When the moratorium was first announced by Federal Fisheries Minister, John Crosby, those who lost the livelihood their families had practiced for generations were told it was a temporary measure that would last only a few years. In the intervening 19 years since that announcement stocks have failed to recover in any significant way and DFO has provided few answers to when, if ever, the situation might improve.

While fisheries management is a federal responsibility, years of sustained budget cuts at DFO and few answers finally led to the province take action if even in this small way.

The creation of the CFER isn’t the first time Newfoundland & Labrador has been forced to unilaterally take responsibility by shouldering the costs associated with poorly managed federal programs.

A number of years back the province hired its own inland fisheries officers to ensure the protection of salmon stocks. The limited number of federal officers provided for the province had led high levels of poaching forcing the province to hire its own officers and fund local programs to protect the stocks.

Just this year Ottawa, as part of its current cost cutting measures, announced the upcoming closure of the Maritime Rescue Coordination Centre in St. John’s. That announcement led to massive protests in the province, where a high incidence of marine emergencies each year has the public worried the closure will lead to slower response times for search and rescue missions.

During a conversation with the Prime Minister recently Premier, Kathy Dunderdale, put forth the public’s concerns and offered to cost share the $1.2 million dollar budget for the Centre. Her offer was flatly refused by Prime Minister Harper.

While the future of the Rescue Coordination Centre remains up in the air (scheduled closure date is the spring 2012) the province’s inland fisheries management officers have had great success in reducing poaching activities through direct enforcement and public awareness campaigns. And now, in addition to its ongoing research efforts, the new CFER team is in the process of setting up an advisory committee to assist in prioritizing research activities for the province going forward.

While Ottawa continues to misallocate fishing quotas and turns a blind eye toward illegal fishing practices by foreign vessels it’s hoped that data gathered by the team will at least help the province in understanding the environmental impacts affecting stocks.  It’s a small step but a step none the less.

The fact that such a vibrant and sustainable fishery, the backbone of the province’s economy for 500 years, could be decimated after only 50 years of federal mismanagement is disheartening.  Perhaps just as discouraging are Ottawa’s ongoing spending cuts in the area of fisheries science, enforcement ensuring the safety of those who work on the Atlantic.

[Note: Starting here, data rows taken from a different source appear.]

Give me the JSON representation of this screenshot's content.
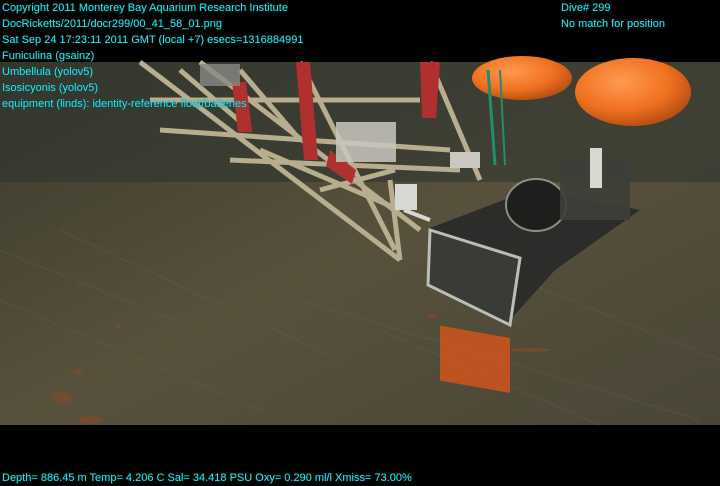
{
  "overlay": {
    "top_left_lines": [
      "Copyright 2011 Monterey Bay Aquarium Research Institute",
      "DocRicketts/2011/docr299/00_41_58_01.png",
      "Sat Sep 24 17:23:11 2011 GMT (local +7)  esecs=1316884991",
      "Funiculina (gsainz)",
      "Umbellula (yolov5)",
      "Isosicyonis (yolov5)",
      "equipment (linds): identity-reference float/batteries"
    ],
    "top_right_lines": [
      "Dive# 299",
      "No match for position"
    ],
    "bottom_line": "Depth= 886.45 m  Temp= 4.206 C  Sal= 34.418 PSU  Oxy= 0.290 ml/l  Xmiss= 73.00%"
  },
  "colors": {
    "overlay_text": "#20e6f0",
    "seafloor": "#4e4a36",
    "float_orange": "#f07020",
    "frame_red": "#b03030",
    "frame_tan": "#b8ad8e"
  }
}
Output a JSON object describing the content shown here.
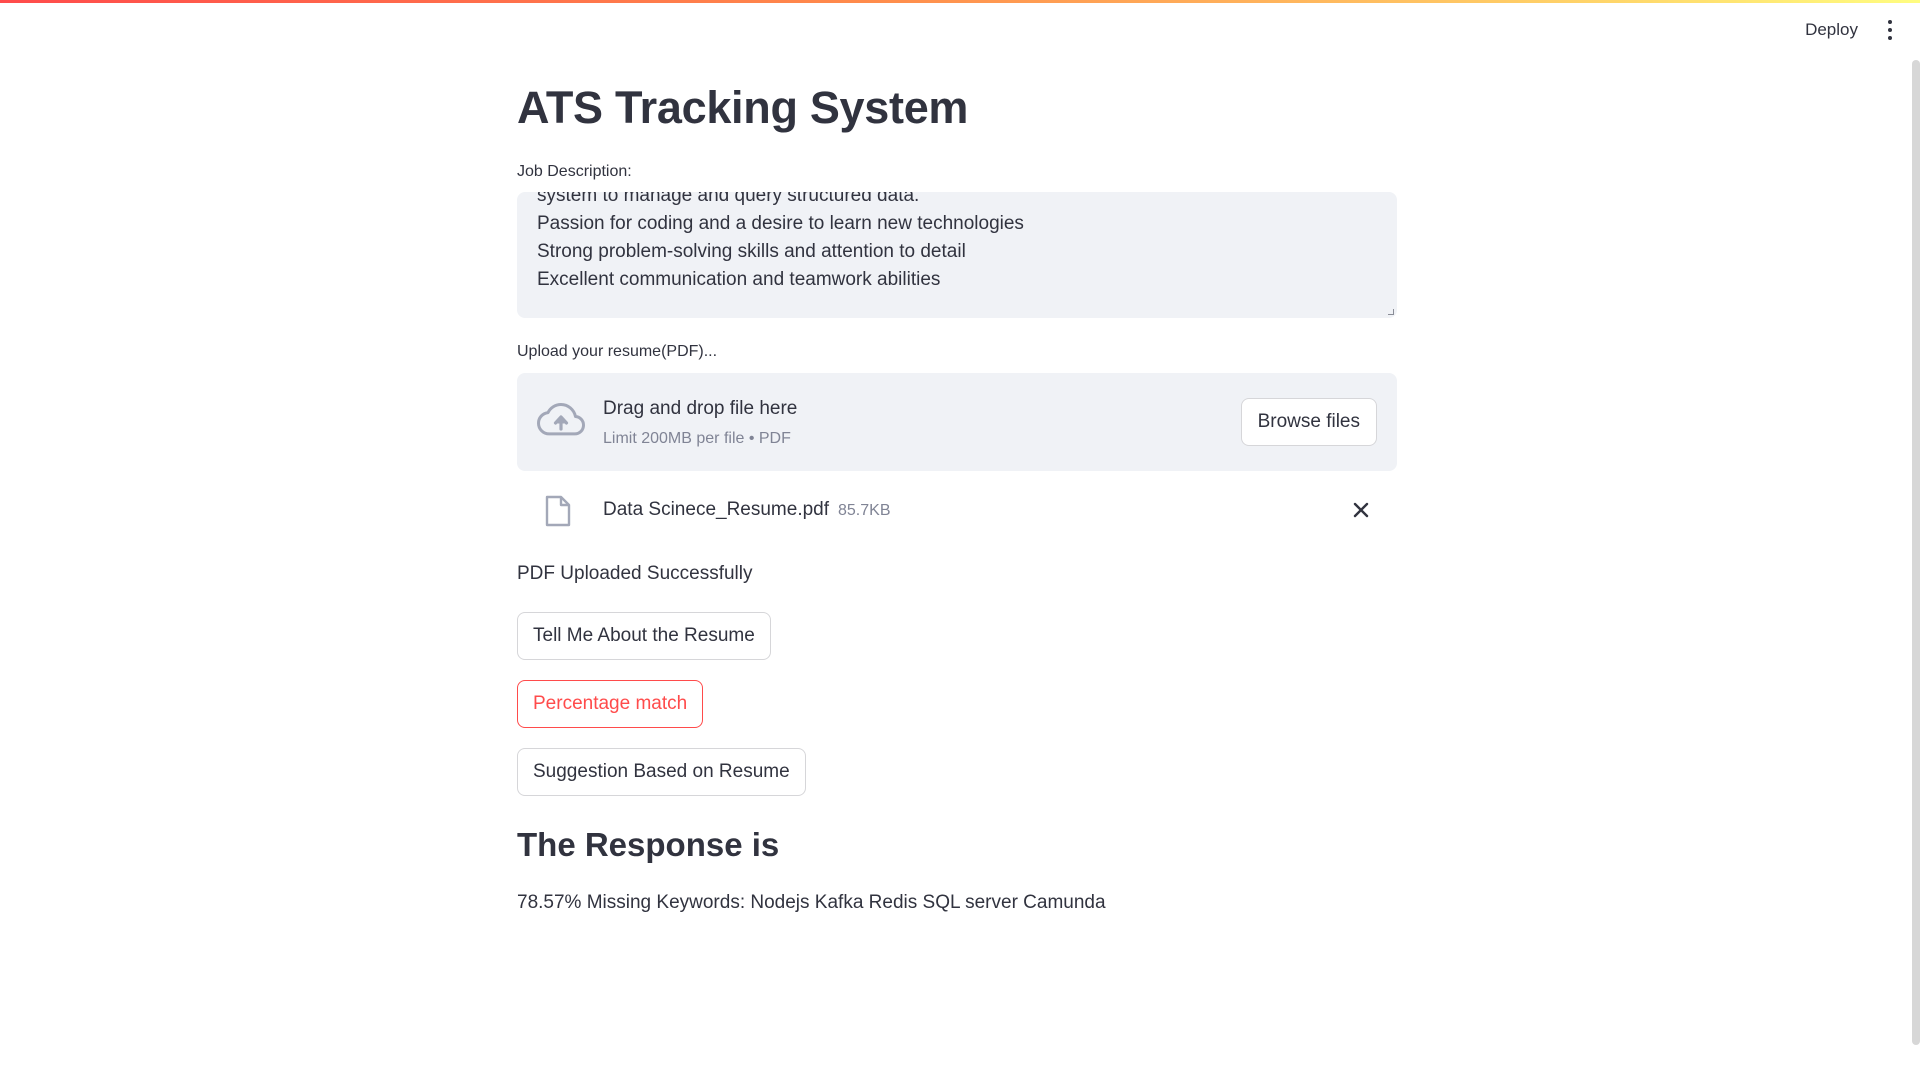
{
  "toolbar": {
    "deploy_label": "Deploy",
    "menu_icon": "kebab-menu-icon"
  },
  "page": {
    "title": "ATS Tracking System"
  },
  "job_description": {
    "label": "Job Description:",
    "visible_lines": [
      "system to manage and query structured data.",
      "Passion for coding and a desire to learn new technologies",
      "Strong problem-solving skills and attention to detail",
      "Excellent communication and teamwork abilities"
    ]
  },
  "uploader": {
    "label": "Upload your resume(PDF)...",
    "drop_title": "Drag and drop file here",
    "drop_subtitle": "Limit 200MB per file • PDF",
    "browse_label": "Browse files",
    "upload_icon": "cloud-upload-icon"
  },
  "uploaded_file": {
    "name": "Data Scinece_Resume.pdf",
    "size": "85.7KB",
    "file_icon": "file-icon",
    "remove_icon": "close-icon"
  },
  "status": {
    "message": "PDF Uploaded Successfully"
  },
  "actions": {
    "tell_me": "Tell Me About the Resume",
    "percentage_match": "Percentage match",
    "suggestion": "Suggestion Based on Resume"
  },
  "response": {
    "heading": "The Response is",
    "text": "78.57% Missing Keywords: Nodejs Kafka Redis SQL server Camunda"
  },
  "colors": {
    "accent": "#ff4b4b",
    "text": "#31333f",
    "muted": "#808495",
    "panel": "#f0f2f6"
  }
}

None of that appears to have dampened the determination of Newfoundlanders and Labradorians however when it comes to protecting their province.

The responsibility for managing and maintaining a number of services throughout Canada still rests with Ottawa, at least on paper, but in the case of Newfoundland & Labrador that hasn’t stopped the provincial government from taking action or provincial taxpayers from footing the bill for those federal programs.

It would seem that Ottawa’s abdication of responsibilities has left few other options for Newfoundland & Labrador if it is to have any hope at all of undoing the damage inflicted under the watchful eye of federal agencies and decision makers.

Read more of the author’s blog at Web Talk – Newfoundland and Labrador